Crude-oil prices tallied a sixth-straight gain Thursday, a day after U.S. data revealed a sizable weekly decline in domestic crude production.
But returns were modest, as some analysts pointed out that the crude output decline is likely temporary, given the effect of storm disruptions to activity in the Gulf of Mexico. Others pondered whether the slide in prices was at last putting at least a dent in the U.S. shale ramp up.
Meanwhile, prices for natural gas settled lower, pulling back after a five-session rally, despite data showing a smaller-than-expected weekly rise in U.S. stockpiles of the fuel.
August West Texas Intermediate crude CLQ7, +0.65% added 19 cents, or 0.4%, to settle at $44.93 a barrel on the New York Mercantile Exchange. That was the highest finish since June 13, FactSet data show. Brent oil for August delivery LCOQ7, +0.63% which expires at Friday’s settlement, rose 11 cents, or 0.2%, to $47.42 a barrel on the ICE Futures Europe exchange.
Month to date, WTI and Brent have trimmed their sharp losses to a still substantial 6.9% and 5.7%, based on FactSet data tracking the most-active contracts.
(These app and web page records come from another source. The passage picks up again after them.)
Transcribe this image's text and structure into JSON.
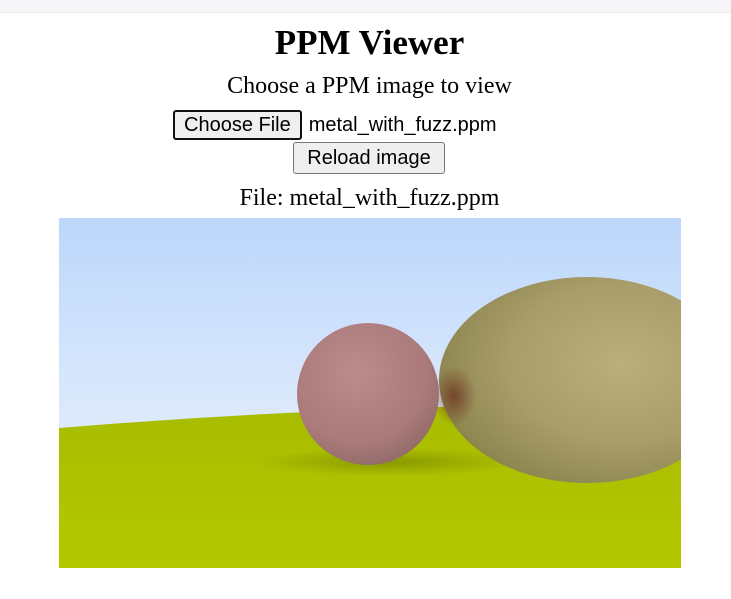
{
  "page": {
    "title": "PPM Viewer",
    "subtitle": "Choose a PPM image to view"
  },
  "file_picker": {
    "button_label": "Choose File",
    "selected_file": "metal_with_fuzz.ppm"
  },
  "reload_button": {
    "label": "Reload image"
  },
  "file_info": {
    "label": "File: metal_with_fuzz.ppm"
  },
  "image": {
    "description_colors": {
      "sky_top": "#b9d6fb",
      "sky_bottom": "#f2f6fd",
      "ground": "#b2c600",
      "pink_sphere": "#b08080",
      "gold_sphere": "#b4a874"
    }
  }
}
The resiliency and the increasing efficiency demonstrated by U.S. producers has helped to undercut efforts led by the Organization of the Petroleum Exporting Countries to lower global inventories. Since January, when OPEC members and Russia began cutting output, oil prices have fallen more than 16% and the glut has remained.